■ **Task statement**
Pictures do not belong in the copy. Return all of the entries exactly.

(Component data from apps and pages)
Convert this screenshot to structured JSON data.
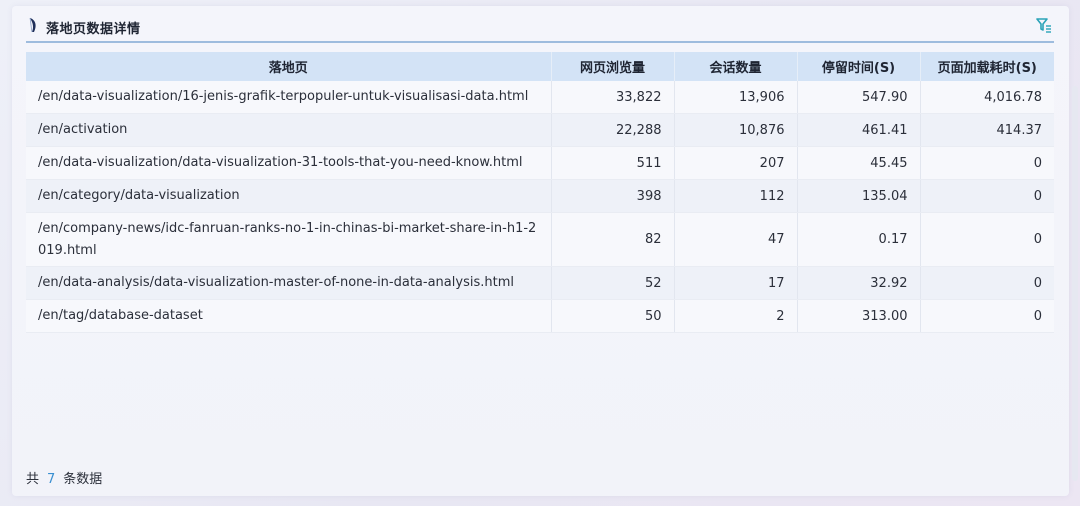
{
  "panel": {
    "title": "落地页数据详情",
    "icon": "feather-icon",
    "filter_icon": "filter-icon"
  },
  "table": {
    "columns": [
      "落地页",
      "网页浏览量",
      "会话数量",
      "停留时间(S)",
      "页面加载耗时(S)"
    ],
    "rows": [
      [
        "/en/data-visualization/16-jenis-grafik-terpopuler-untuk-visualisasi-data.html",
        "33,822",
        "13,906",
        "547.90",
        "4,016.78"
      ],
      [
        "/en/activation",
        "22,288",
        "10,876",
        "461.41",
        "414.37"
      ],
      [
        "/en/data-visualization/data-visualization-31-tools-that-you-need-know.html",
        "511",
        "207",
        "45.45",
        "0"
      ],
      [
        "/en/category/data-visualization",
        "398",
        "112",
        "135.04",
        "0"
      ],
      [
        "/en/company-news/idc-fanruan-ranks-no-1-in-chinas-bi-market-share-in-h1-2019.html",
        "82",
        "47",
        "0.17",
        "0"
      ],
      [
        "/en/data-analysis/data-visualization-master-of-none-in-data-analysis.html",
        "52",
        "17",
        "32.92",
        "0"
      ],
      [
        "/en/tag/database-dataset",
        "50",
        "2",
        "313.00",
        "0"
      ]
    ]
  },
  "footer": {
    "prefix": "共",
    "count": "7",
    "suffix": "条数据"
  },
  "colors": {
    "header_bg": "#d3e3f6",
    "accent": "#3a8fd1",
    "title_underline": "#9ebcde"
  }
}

■ **Output for this exercise**
Convert this screenshot to structured JSON data.
{
  "panel": {
    "title": "落地页数据详情",
    "icon": "feather-icon",
    "filter_icon": "filter-icon"
  },
  "table": {
    "columns": [
      "落地页",
      "网页浏览量",
      "会话数量",
      "停留时间(S)",
      "页面加载耗时(S)"
    ],
    "rows": [
      [
        "/en/data-visualization/16-jenis-grafik-terpopuler-untuk-visualisasi-data.html",
        "33,822",
        "13,906",
        "547.90",
        "4,016.78"
      ],
      [
        "/en/activation",
        "22,288",
        "10,876",
        "461.41",
        "414.37"
      ],
      [
        "/en/data-visualization/data-visualization-31-tools-that-you-need-know.html",
        "511",
        "207",
        "45.45",
        "0"
      ],
      [
        "/en/category/data-visualization",
        "398",
        "112",
        "135.04",
        "0"
      ],
      [
        "/en/company-news/idc-fanruan-ranks-no-1-in-chinas-bi-market-share-in-h1-2019.html",
        "82",
        "47",
        "0.17",
        "0"
      ],
      [
        "/en/data-analysis/data-visualization-master-of-none-in-data-analysis.html",
        "52",
        "17",
        "32.92",
        "0"
      ],
      [
        "/en/tag/database-dataset",
        "50",
        "2",
        "313.00",
        "0"
      ]
    ]
  },
  "footer": {
    "prefix": "共",
    "count": "7",
    "suffix": "条数据"
  },
  "colors": {
    "header_bg": "#d3e3f6",
    "accent": "#3a8fd1",
    "title_underline": "#9ebcde"
  }
}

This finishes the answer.